On January 23, 2001, three days after his inauguration, George W. Bush delivered his first policy speech as president of the United States and outlined the ideas and principals behind what would become the No Child Left Behind Act (NCLB).
“We’ve got one thing in mind,” Bush said, “an education system that’s responsive to the children, an education system that educates every child, an education system that I’m confident can exist; one that’s based upon sound fundamental curriculum, one that starts teaching children to read early in life, one that focuses on systems that do work, one that heralds our teachers and makes sure they’ve got the necessary tools to teach, but one that says every child can learn. And in this great land called America, no child will be left behind.”
Nearly eight years later, on January 8, 2009, at General Philip Kearny School in Philadelphia, President Bush delivered his last policy speech.

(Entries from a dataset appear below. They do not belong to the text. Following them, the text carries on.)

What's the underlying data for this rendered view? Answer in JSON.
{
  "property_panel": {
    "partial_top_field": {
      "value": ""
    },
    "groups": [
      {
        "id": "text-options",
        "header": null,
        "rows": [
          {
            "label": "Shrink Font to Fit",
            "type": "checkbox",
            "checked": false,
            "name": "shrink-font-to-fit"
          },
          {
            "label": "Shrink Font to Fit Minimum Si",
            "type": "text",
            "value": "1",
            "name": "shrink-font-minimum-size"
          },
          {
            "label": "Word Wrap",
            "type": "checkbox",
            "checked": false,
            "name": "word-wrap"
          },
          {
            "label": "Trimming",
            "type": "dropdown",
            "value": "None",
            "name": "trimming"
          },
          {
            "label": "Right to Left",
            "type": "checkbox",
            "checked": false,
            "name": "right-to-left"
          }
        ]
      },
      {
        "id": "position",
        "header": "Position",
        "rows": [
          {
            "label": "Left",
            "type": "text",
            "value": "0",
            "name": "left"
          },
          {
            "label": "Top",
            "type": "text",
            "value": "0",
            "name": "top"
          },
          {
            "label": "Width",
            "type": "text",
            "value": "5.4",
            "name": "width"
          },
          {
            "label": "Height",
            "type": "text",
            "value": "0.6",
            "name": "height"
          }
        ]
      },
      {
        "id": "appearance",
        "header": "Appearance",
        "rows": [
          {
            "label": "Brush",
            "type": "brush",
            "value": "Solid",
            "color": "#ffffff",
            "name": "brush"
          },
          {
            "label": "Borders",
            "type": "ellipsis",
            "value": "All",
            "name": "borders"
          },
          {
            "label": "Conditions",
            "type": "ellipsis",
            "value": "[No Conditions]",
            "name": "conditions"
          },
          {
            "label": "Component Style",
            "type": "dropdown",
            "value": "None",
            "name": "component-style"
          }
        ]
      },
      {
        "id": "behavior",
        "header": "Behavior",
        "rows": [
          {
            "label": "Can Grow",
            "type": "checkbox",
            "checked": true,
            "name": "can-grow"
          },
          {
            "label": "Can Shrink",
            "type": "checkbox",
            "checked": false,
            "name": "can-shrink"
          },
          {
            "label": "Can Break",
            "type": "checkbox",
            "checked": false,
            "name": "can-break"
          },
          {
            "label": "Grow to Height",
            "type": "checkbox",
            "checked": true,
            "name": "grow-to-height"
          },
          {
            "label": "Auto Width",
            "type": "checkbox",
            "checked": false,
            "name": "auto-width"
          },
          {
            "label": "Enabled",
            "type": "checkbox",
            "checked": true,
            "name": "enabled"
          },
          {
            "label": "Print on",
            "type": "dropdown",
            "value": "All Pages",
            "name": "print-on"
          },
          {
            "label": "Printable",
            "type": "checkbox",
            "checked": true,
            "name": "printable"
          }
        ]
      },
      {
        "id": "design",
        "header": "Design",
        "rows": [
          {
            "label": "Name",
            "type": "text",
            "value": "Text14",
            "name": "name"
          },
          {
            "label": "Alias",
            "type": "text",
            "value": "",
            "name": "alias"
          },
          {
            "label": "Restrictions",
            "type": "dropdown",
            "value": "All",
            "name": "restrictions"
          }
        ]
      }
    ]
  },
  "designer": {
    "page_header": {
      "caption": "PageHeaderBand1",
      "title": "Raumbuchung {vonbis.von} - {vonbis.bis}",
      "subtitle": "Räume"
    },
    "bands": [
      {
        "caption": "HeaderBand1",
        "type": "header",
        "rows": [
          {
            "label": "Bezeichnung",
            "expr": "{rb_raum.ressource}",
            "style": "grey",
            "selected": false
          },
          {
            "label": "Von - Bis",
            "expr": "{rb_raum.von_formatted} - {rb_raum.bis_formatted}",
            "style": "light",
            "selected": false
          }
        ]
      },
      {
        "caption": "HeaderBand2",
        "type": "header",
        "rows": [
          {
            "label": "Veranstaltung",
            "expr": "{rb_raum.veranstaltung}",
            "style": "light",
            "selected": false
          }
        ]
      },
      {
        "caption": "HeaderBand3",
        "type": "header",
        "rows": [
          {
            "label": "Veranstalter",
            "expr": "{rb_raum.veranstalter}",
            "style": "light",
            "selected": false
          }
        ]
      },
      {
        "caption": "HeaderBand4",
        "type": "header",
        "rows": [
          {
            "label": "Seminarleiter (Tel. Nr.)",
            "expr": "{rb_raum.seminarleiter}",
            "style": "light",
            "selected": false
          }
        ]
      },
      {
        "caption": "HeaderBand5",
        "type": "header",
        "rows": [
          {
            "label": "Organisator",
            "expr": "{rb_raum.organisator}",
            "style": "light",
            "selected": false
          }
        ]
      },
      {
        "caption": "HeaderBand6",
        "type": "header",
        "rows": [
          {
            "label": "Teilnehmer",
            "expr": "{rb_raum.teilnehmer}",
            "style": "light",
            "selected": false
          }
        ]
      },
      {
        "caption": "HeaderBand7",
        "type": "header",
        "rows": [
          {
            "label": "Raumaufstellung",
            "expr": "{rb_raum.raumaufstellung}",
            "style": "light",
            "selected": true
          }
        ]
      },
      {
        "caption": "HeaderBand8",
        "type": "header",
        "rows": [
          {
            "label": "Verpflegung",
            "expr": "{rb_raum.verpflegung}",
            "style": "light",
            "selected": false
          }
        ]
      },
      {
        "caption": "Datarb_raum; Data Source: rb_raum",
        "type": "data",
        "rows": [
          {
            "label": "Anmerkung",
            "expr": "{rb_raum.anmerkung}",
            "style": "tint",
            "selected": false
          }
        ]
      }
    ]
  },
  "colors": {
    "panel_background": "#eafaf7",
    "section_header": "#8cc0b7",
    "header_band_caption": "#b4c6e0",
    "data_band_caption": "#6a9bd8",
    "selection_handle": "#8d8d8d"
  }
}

This one was also on education and timed to coincide with the seventh anniversary of the signing of NCLB. In the speech, Bush retraced the origins of the landmark education law, which included a conversation with a high school history teacher who told him that his students could not read.
He also pointed to the law as an example of how Democrats and Republicans can come together in the name of reform; he took the opportunity to thank Senators Edward M. Kennedy (D-MA) and Judd Gregg (R-NH), as well as Congressmen George Miller (D-CA) and John Boehner (R-OH), with whom he worked to get the legislation passed. “I believe that in signing that bill we enacted the most sweeping education reforms in a long, long time,” Bush said.
Bush addressed some common complaints about the law, but stressed that there was no debating NCLB’s results. Specifically, he mentioned having accountability plans in all fifty states, disaggregated data, a focus on the achievement gap, highly qualified teachers, and research-proven strategies for reading instruction. Bush also highlighted the Teacher Incentive Fund, the law’s supplemental services provision, and greater numbers of charter schools as evidence of the law’s success. “The most important result of the No Child Left Behind is this: Fewer students are falling behind; more students are achieving high standards,” Bush said.
At the end of his speech, Bush addressed the individuals responsible for NCLB’s future, urging the Congress to strengthen and reauthorize the law. “There is a growing consensus across the country that now is not the time to water down standards or to roll back accountability,” Bush said. “I call upon those who can determine the fate of No Child Left Behind in the future to stay strong in the face of criticism, to not weaken the law—because in weakening the law, you weaken the chance for a child to succeed in America—but to strengthen the law for the sake of every child.”
President Bush’s complete speech is available at http://www.whitehouse.gov/news/releases/2009/01/20090108-2.html.